(Records excerpted from a collection)
○ ○ ○ ○

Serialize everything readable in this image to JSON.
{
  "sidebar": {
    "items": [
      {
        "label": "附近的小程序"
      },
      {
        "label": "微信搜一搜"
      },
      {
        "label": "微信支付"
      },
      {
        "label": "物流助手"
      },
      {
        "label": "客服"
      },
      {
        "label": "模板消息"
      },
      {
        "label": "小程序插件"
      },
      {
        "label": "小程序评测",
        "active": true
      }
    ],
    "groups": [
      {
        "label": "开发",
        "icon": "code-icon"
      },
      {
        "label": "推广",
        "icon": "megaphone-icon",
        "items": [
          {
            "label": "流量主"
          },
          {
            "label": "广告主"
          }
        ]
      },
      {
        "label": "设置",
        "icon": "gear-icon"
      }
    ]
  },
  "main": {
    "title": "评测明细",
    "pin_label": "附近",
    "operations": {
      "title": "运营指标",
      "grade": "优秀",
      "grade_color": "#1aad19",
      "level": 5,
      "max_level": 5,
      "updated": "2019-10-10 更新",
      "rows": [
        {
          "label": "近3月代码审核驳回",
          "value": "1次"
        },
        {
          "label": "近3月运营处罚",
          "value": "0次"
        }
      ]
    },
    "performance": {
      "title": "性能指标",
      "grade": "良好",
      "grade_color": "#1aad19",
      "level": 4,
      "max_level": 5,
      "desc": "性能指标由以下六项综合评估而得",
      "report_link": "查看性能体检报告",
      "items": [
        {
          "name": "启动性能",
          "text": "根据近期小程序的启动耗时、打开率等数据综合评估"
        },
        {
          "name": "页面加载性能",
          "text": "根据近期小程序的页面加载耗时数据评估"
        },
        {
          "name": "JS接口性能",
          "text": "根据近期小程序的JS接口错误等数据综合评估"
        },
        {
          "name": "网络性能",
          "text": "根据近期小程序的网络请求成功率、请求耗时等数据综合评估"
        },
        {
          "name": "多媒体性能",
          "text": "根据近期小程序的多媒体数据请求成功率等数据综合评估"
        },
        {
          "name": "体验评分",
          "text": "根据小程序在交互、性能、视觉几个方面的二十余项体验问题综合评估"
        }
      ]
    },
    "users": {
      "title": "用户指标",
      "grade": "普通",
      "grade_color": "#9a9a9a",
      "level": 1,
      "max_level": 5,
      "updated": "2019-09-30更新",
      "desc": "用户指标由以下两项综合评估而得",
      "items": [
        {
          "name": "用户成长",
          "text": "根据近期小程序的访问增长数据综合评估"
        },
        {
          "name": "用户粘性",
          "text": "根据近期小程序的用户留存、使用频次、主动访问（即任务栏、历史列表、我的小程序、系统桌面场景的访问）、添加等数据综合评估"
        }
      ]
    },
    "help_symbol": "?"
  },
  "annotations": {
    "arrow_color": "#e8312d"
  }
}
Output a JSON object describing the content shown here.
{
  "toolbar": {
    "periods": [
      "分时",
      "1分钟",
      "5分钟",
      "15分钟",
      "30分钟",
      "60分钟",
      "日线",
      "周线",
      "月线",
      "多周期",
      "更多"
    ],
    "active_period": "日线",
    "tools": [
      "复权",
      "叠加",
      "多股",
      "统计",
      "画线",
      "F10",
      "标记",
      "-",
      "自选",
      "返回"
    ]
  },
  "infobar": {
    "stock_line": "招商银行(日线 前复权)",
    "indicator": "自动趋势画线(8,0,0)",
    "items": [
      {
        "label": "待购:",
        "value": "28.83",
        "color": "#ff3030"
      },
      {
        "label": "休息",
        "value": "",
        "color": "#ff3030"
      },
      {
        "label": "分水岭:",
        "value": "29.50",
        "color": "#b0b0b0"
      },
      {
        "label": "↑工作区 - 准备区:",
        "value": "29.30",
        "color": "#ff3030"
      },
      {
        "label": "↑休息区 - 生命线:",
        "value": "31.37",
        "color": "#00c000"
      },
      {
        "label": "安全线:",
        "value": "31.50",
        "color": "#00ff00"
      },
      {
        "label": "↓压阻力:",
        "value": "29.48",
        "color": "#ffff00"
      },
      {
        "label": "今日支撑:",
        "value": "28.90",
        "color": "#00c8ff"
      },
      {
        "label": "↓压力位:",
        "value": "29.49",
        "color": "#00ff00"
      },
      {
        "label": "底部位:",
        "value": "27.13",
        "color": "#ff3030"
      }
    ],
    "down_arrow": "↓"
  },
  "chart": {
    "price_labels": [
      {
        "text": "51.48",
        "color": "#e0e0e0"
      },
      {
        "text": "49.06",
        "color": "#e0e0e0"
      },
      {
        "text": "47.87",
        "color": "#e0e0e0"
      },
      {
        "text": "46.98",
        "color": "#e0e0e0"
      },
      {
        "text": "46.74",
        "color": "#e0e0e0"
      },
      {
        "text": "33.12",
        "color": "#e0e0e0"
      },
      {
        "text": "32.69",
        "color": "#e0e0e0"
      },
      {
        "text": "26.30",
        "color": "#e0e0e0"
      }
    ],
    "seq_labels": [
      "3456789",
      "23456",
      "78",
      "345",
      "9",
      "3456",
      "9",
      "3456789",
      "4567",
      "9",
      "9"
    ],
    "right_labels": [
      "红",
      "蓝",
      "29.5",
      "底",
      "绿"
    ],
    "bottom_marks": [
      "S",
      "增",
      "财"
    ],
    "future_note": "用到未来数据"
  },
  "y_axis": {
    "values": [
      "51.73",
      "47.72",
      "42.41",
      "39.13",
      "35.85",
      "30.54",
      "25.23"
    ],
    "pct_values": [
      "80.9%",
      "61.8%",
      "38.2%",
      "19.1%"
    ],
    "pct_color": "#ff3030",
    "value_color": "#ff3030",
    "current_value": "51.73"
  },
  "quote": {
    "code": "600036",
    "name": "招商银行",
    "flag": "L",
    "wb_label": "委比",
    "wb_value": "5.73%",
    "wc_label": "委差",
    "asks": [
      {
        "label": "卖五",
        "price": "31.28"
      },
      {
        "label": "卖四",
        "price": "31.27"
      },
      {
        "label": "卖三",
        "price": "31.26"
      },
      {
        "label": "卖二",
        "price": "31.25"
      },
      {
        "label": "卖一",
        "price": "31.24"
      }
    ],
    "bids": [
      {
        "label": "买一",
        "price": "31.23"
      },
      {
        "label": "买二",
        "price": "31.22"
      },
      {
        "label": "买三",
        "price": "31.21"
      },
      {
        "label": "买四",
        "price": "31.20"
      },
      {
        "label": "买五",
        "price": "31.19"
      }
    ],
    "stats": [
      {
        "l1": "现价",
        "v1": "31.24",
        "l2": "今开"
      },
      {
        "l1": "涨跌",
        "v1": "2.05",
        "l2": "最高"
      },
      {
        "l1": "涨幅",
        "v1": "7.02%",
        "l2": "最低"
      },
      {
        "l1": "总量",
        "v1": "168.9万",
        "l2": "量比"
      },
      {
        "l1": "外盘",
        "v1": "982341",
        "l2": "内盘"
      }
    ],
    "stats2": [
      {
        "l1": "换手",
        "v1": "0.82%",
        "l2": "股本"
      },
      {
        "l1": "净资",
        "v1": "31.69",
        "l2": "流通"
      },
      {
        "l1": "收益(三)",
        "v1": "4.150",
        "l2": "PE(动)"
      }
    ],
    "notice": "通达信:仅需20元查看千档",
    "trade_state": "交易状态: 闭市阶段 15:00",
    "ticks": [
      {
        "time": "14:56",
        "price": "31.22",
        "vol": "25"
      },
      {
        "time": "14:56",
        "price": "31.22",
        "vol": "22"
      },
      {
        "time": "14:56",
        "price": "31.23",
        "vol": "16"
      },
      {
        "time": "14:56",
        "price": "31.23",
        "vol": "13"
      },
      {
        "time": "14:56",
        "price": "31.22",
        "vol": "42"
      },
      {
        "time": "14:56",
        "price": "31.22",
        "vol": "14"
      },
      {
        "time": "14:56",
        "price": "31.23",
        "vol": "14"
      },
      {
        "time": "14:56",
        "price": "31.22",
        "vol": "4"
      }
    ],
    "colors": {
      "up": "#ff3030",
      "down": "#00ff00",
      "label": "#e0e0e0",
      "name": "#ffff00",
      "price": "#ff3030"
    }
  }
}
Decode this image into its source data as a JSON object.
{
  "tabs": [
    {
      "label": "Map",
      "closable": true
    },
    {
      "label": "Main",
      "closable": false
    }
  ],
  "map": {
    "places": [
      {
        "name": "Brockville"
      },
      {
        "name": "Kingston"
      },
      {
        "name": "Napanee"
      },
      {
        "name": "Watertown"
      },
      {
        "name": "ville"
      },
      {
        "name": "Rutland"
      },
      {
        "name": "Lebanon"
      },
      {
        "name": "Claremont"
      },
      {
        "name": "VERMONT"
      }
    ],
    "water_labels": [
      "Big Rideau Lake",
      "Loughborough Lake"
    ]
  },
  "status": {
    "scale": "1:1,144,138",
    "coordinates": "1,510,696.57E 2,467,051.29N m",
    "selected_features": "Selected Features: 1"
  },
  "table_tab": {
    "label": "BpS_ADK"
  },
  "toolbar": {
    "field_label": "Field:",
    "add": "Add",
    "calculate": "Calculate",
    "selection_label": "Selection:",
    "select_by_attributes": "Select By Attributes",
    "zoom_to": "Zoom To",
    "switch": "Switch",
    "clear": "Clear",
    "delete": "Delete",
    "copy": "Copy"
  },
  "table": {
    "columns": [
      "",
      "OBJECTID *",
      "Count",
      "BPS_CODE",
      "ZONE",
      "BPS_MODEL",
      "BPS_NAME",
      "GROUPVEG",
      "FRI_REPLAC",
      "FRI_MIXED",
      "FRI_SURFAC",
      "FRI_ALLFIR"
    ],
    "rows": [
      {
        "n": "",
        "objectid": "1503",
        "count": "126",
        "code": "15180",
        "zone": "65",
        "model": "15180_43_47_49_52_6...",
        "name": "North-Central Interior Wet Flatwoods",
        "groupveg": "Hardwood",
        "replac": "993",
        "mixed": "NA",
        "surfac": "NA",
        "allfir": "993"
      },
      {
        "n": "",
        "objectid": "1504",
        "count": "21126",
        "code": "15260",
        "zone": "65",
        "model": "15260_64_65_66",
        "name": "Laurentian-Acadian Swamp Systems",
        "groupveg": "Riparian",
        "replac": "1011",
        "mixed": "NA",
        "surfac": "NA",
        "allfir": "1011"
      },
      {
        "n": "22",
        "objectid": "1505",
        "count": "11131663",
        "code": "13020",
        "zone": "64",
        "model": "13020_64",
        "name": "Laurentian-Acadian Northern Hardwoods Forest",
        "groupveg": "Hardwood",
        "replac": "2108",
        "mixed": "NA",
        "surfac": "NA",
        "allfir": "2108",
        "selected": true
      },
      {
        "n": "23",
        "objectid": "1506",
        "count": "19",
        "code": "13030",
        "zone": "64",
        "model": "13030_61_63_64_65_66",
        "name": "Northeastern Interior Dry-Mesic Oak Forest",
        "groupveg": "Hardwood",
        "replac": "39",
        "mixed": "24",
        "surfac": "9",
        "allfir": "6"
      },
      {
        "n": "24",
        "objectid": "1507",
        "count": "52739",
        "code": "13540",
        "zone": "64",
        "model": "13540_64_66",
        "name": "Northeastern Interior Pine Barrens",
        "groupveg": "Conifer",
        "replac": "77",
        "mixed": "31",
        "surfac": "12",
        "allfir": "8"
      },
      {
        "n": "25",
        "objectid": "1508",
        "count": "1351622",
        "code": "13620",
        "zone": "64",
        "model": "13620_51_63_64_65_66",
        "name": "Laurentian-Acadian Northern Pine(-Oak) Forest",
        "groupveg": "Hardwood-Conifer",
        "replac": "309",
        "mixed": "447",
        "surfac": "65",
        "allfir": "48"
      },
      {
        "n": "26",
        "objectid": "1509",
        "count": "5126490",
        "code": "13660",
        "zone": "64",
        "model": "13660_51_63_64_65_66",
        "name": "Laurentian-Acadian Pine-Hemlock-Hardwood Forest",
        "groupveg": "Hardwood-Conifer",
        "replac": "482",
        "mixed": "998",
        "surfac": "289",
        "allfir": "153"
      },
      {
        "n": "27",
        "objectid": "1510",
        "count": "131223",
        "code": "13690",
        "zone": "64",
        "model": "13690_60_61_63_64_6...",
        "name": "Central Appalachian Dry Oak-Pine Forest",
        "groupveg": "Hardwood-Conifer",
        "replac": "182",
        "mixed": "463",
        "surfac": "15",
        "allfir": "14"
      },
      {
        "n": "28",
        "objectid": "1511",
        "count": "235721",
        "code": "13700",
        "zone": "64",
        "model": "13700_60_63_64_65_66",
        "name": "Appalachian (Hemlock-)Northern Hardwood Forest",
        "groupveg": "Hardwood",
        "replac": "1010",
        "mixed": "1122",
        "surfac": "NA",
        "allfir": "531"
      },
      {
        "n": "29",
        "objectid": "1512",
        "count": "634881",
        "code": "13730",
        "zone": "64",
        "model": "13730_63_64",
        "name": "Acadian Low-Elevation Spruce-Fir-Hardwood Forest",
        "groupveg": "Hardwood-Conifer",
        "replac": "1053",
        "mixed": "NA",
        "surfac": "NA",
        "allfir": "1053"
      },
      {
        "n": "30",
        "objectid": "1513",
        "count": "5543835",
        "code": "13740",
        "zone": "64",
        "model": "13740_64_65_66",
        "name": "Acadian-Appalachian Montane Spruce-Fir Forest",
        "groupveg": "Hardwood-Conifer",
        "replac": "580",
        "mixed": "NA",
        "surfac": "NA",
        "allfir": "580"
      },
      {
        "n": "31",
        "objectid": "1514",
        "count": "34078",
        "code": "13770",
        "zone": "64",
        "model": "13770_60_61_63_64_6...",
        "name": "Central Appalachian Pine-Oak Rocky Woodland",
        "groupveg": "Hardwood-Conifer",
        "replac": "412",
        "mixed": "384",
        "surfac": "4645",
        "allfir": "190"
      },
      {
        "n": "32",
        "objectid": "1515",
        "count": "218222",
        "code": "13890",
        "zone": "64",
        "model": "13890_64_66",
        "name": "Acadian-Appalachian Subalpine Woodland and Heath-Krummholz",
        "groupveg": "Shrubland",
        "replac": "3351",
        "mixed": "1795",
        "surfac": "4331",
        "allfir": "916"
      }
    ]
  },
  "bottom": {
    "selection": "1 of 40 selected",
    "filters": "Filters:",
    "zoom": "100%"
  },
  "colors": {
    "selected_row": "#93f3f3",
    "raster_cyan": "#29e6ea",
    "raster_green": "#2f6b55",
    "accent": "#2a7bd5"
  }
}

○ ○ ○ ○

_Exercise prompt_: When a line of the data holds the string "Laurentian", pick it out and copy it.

_Answer section_:
        "name": "Laurentian-Acadian Swamp Systems",
        "name": "Laurentian-Acadian Northern Hardwoods Forest",
        "name": "Laurentian-Acadian Northern Pine(-Oak) Forest",
        "name": "Laurentian-Acadian Pine-Hemlock-Hardwood Forest",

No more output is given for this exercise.